Start of Data records
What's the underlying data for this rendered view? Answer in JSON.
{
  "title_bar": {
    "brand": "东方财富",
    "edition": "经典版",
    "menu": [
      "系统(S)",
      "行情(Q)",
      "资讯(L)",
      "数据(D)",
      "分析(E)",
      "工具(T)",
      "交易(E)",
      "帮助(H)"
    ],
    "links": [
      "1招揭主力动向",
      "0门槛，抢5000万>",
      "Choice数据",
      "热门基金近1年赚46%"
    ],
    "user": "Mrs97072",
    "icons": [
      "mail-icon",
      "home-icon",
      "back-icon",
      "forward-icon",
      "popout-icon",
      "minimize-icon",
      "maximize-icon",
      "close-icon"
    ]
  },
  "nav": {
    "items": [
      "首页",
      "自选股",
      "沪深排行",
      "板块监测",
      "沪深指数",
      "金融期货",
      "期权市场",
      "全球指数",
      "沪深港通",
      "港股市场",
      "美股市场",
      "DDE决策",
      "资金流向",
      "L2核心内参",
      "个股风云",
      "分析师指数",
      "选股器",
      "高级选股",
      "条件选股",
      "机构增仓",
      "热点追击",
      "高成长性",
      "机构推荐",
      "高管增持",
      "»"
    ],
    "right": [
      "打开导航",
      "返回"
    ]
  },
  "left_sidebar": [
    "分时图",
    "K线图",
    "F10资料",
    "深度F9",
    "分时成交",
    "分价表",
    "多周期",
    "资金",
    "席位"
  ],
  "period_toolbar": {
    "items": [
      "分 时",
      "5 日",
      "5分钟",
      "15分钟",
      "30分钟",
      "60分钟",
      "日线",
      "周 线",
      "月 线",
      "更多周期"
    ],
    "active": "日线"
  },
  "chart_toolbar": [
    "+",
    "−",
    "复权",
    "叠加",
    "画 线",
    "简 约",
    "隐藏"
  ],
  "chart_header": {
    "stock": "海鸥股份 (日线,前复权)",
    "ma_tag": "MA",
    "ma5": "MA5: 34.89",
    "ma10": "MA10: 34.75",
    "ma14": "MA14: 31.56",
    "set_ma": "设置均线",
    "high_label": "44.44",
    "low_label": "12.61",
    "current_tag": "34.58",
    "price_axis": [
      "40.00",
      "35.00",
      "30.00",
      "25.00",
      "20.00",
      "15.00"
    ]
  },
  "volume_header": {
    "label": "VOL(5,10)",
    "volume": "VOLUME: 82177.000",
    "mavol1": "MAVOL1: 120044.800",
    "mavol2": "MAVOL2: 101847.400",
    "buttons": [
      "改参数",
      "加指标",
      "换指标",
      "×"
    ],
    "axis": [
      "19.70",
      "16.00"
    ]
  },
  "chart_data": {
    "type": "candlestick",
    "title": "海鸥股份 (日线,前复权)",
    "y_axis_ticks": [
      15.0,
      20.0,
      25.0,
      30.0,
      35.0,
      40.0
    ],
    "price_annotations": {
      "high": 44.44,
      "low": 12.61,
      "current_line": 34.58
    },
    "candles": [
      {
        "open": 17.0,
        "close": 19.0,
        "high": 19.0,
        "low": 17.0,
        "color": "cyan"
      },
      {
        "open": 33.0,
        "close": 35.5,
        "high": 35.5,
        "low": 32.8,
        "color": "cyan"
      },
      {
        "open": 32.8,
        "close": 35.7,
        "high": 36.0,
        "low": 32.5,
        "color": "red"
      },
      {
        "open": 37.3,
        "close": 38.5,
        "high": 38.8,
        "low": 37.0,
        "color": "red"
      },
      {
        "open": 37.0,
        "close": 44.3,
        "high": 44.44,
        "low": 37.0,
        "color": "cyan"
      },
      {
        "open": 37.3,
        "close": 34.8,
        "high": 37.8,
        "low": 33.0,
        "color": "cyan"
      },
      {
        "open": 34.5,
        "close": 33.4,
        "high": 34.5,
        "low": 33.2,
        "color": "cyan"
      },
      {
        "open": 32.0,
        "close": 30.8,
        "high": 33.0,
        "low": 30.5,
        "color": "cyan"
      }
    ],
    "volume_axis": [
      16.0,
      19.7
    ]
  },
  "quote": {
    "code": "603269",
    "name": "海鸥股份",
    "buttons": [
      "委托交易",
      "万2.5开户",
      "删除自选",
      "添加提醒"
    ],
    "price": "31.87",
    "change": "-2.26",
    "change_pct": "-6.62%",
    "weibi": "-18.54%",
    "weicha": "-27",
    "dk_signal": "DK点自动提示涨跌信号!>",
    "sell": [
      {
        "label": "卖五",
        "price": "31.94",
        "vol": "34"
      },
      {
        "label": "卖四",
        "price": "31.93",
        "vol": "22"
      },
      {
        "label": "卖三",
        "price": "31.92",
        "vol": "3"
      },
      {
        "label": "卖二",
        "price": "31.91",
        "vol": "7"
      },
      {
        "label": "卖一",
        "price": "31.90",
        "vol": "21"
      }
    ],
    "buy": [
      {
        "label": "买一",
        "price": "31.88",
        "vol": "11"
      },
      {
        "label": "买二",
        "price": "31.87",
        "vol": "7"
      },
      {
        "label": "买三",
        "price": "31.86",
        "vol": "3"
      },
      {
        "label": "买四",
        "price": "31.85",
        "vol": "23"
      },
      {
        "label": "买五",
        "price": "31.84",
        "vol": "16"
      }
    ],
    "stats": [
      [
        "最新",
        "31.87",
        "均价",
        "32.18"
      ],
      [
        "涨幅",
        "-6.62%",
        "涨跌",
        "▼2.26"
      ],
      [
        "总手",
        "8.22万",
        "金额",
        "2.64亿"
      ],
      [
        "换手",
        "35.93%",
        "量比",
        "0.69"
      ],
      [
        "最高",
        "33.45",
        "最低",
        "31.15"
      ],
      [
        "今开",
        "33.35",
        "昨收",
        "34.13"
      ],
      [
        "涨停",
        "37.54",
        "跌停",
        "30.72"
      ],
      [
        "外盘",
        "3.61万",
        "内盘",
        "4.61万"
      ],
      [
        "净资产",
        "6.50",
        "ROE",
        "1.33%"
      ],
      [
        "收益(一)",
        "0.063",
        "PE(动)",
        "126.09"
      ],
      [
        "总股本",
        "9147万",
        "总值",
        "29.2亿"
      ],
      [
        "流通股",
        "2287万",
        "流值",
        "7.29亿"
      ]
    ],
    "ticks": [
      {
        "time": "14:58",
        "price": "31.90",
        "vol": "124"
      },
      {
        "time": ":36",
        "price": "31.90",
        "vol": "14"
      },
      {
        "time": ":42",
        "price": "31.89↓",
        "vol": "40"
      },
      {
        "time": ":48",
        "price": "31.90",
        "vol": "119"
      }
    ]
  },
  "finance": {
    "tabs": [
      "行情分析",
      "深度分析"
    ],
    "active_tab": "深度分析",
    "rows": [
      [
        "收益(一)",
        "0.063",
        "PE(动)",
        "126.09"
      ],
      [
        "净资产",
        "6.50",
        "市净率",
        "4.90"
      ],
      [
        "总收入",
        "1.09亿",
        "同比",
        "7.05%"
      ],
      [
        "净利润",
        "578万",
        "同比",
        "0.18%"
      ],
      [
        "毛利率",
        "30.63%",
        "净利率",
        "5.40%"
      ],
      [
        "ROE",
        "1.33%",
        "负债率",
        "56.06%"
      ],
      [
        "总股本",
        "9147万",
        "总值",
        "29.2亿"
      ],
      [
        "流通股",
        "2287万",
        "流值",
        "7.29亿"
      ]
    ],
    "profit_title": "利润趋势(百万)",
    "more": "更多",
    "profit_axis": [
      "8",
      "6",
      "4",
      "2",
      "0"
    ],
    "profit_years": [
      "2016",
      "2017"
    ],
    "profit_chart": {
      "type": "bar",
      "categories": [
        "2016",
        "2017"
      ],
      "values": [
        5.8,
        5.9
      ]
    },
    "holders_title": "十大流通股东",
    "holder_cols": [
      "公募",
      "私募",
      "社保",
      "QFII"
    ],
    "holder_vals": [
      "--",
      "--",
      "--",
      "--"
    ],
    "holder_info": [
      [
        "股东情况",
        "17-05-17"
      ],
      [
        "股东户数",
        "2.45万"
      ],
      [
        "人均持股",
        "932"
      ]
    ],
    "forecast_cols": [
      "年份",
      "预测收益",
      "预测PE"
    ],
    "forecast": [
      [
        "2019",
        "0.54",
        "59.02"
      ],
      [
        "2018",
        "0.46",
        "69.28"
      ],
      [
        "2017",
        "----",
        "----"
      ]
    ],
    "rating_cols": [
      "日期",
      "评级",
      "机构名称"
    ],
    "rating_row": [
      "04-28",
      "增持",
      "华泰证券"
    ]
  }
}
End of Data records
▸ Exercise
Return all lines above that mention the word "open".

▸ Solution for this exercise
        "open": 17.0,
        "open": 33.0,
        "open": 32.8,
        "open": 37.3,
        "open": 37.0,
        "open": 37.3,
        "open": 34.5,
        "open": 32.0,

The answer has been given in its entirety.